This past week I completed the first act of my latest screenplay in the First World Universe. With a logline, “A reporter’s discovery of a secret meeting between three world leaders could spell the end of life as we know it with the revelation of an alien power on Earth,” I know move on to the construction of the second act.
With the first 30 pages of the screenplay completed, it’s the second act for me that’s the most interesting to write. In this act it’s all the crisscrossing of the characters, plots, sub-plots and all the other machinations that I believe build out a compelling story. As I did with Justice Is Mind and First Signal, I’m writing this story with the aim of producing it myself (with perhaps one other partner). The challenge is to ensure the production has solid visual scope while being mindful of the current economics in the independent film world. I believe the key is simply to look for innovation along the way.

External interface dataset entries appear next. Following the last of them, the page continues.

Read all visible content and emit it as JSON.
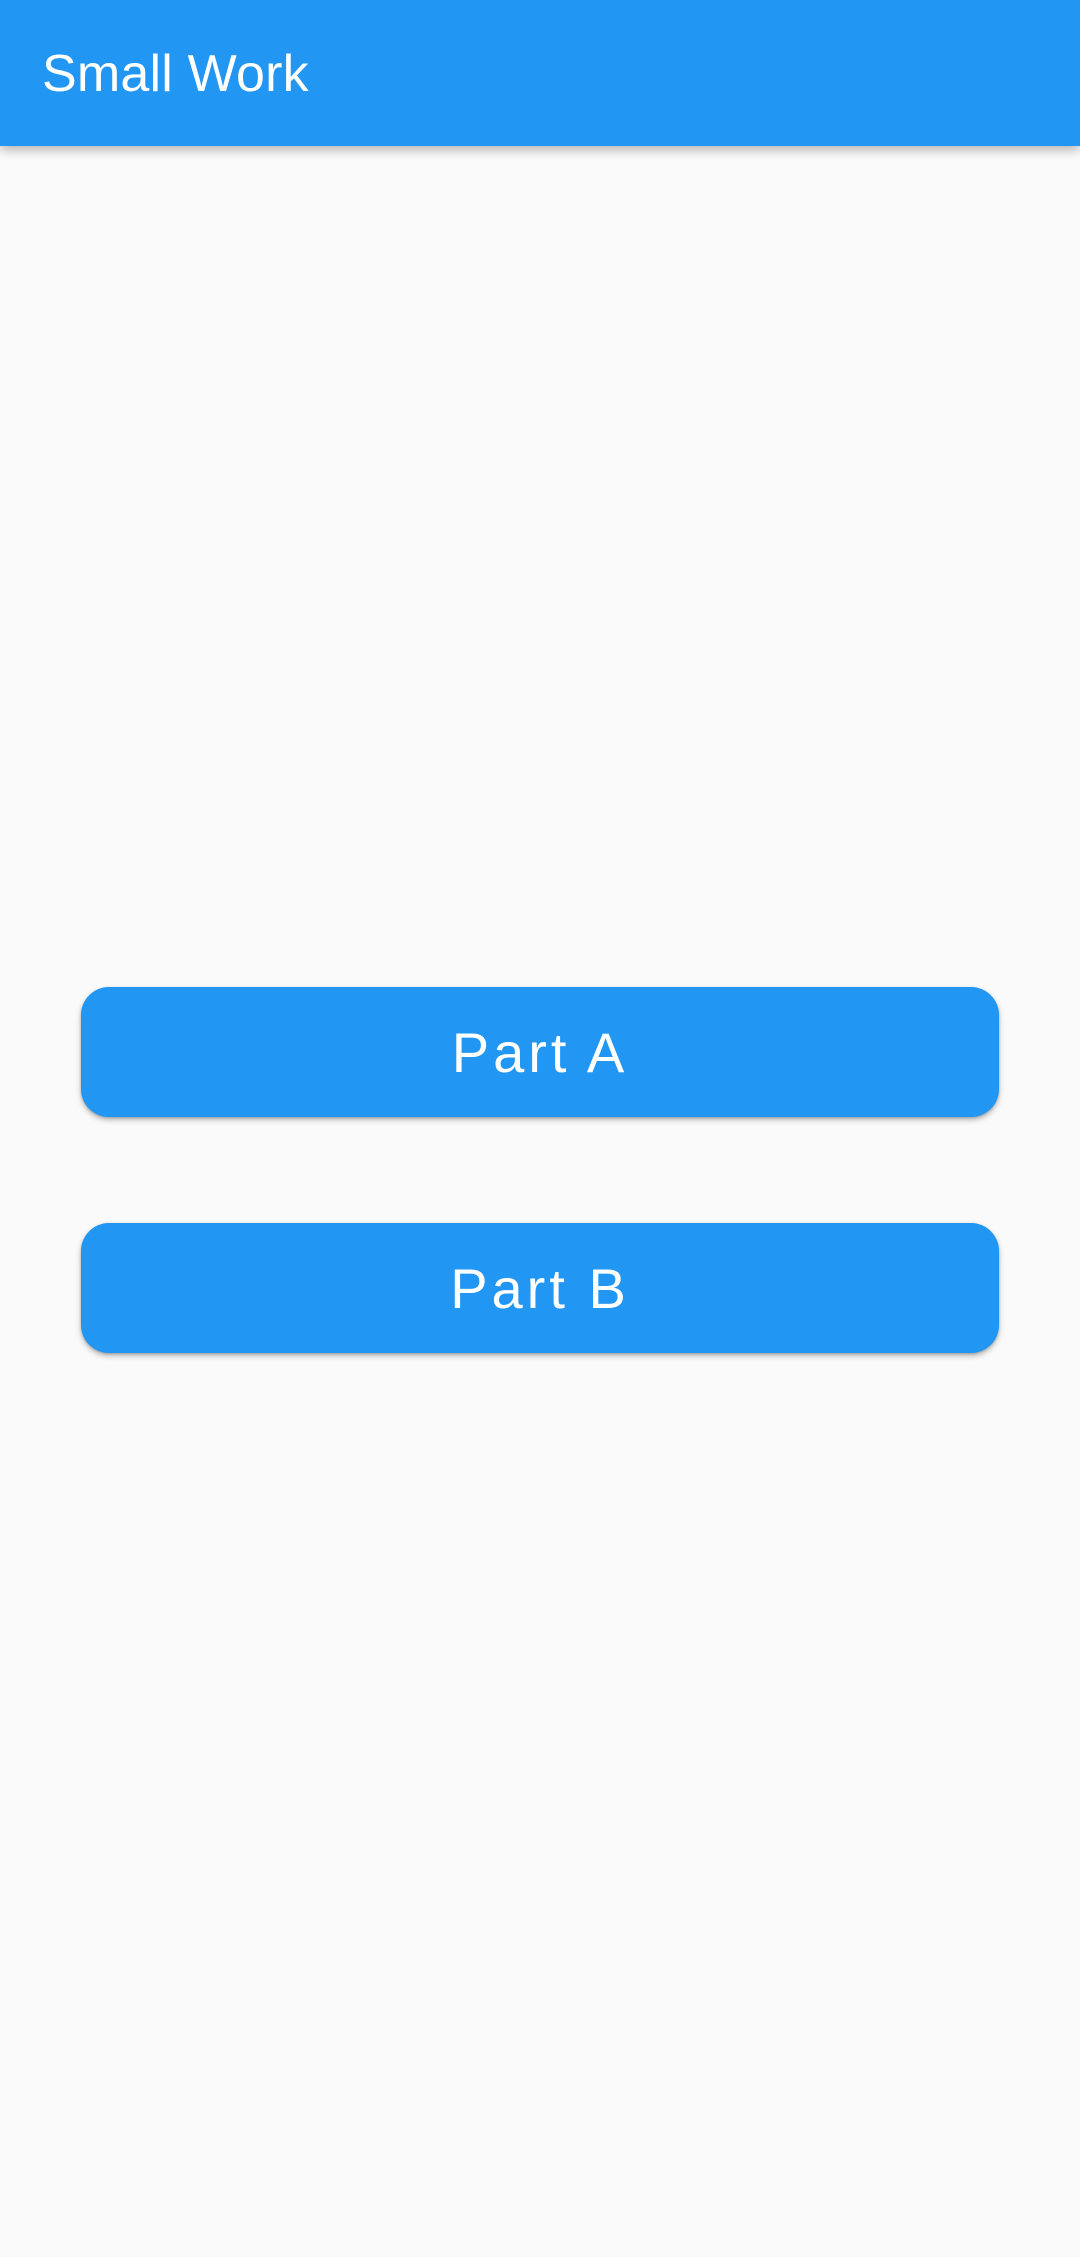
{
  "app_bar": {
    "title": "Small Work",
    "color": "#2196f3"
  },
  "main": {
    "buttons": [
      {
        "label": "Part A"
      },
      {
        "label": "Part B"
      }
    ]
  },
  "colors": {
    "background": "#fafafa",
    "accent": "#2196f3",
    "on_accent": "#ffffff"
  }
}
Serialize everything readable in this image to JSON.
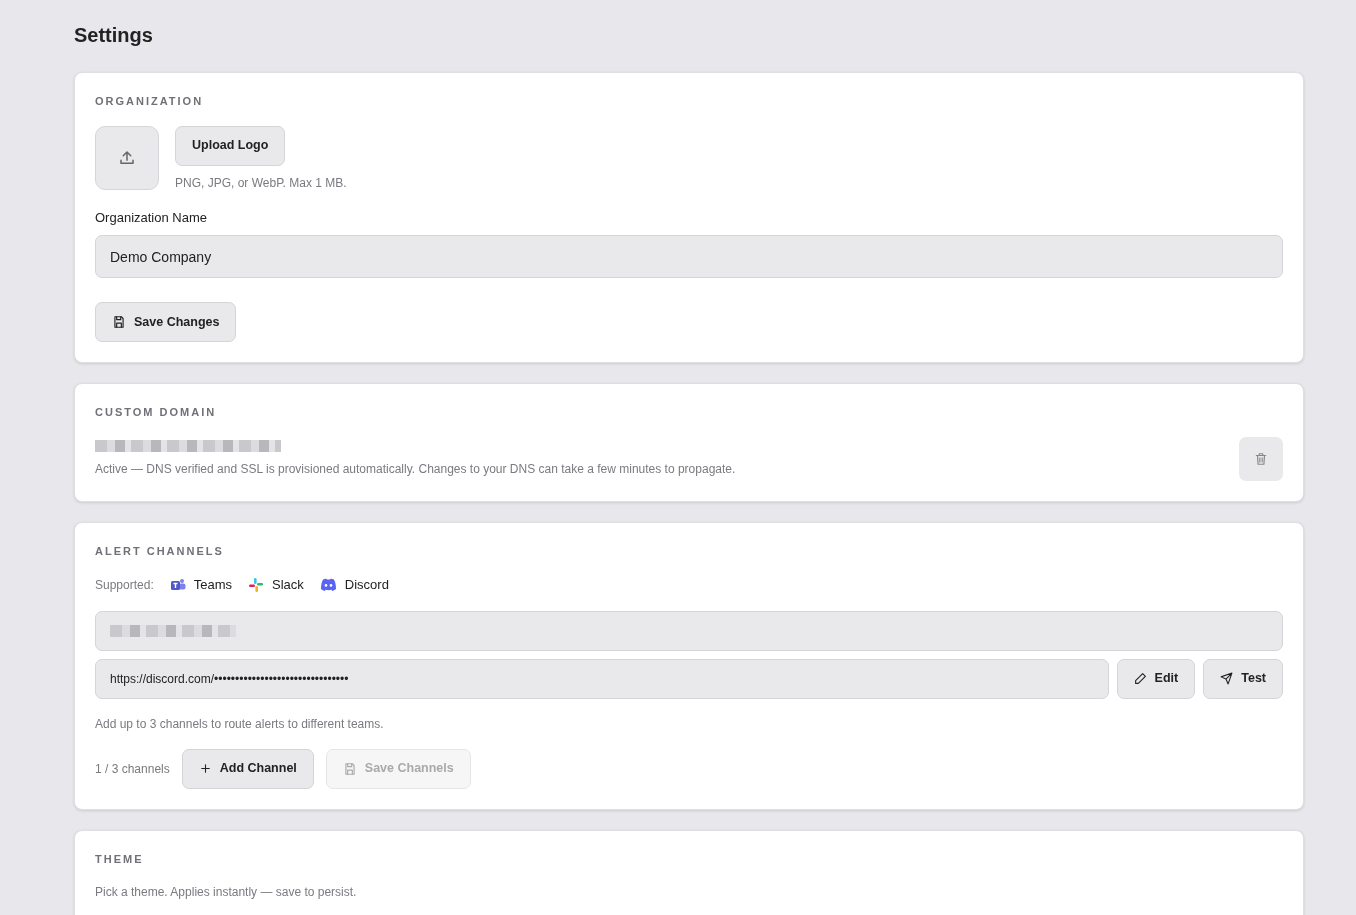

Speaking of innovation, a couple of weeks ago I was approached by a filmmaker to play a German solider in a World War II short film. With my interest in the subject matter, and as it was a local film, I joined the production.
The moment I arrived to set I knew authenticity was going to be spot on when I noticed military reenactors were present. I’ve posted before about this subject. These are generally history enthusiasts, with a good number being members of the armed services, which come together to “reenact” history. The authenticity in uniforms, equipment, knowledge and enthusiasm makes for a rewarding experience. I think of the productions I was involved in, where I donned a uniform and there were no experts on set to properly guide and direct the actors. Those were really lost opportunities.
Yesterday, I learned about battle tactics, how to carry, load and fire a weapon along with command structures. Honestly, if it wasn’t for the blanks being used, anyone coming across this skirmish between the German Wehrmacht and United States Army would have thought they stepped back in time. With a few more weekends of “shooting” all of us are looking forward to seeing the final product.
Here in New England, this is the season for reenactor events. Last weekend the American Heritage Museum (where we shot the actor interviews for First Signal) hosted the Military History Through the Ages event. Exhibitions and displays ranged from the Roman Empire all way through the Vietnam War. A variety of battle reenactments rounded out the weekend event. The museum and reenactors always do a terrific job in bringing historical events to life. If you’re in the area, I highly recommend their next event Battle for the Airfield, October 9 – 10.
Creating a new screenplay from scratch is a process. While I have the latest installment of the “First World Universe” in title, logline and ending, coming up with a beginning and letting the characters “talk” to me while I create their world is not easy. But as I just passed the page 15 mark, the story is starting to nicely unfold.
This story takes place a year after the events in First Signal and a year before the events in First Launch. What I’m already seeing in the story is just how interwoven all these characters are in society. Although President Colton and General Reager are larger than life figures, their respective humanity comes through to understand why they do what they do. Likewise, we will see what truly drives this reporter. It’s not just to get a story. Then we see how an alien presence on Earth just actually does integrate itself among the population.
From a production point of view, this story will be larger than First Signal but smaller in scope than First Launch (which truly does require a multi-million-dollar budget). I’m writing this particular story with the aim of producing it myself. It will mean securing the right locations for believability and impact but having been down this route with two features and other projects I know it’s doable.
What’s exciting from a writing perspective, because I’ve seen certain of these characters come to life in First Signal, it does make it easier to write them as their motivations have largely already been seen. But then there are always those areas of character that have yet to be explored and discovered. I’m molding the Reporter character from a few real-life reporters I have known personally. One is obsessed at getting the story and will literally call and knock on every door to get it. Another is more methodical. To achieve their goal, each step is well thought out, researched and investigated. Finally, there is the one that is looking for fame—hopefully with a strong set of ethics as a guiding hand.
After so many years of work the “First World Universe” is no longer a dream, it’s a reality with the launch of First Signal this past March. As First Signal continues its distribution and marketing plan, another story unfolds.
“These, whatever they are, started at the G-7 last year. Her daily intelligence meetings are well documented along with other state matters. But these blocks of time just aren’t explained.” Kate Cloverton, The Washington Herald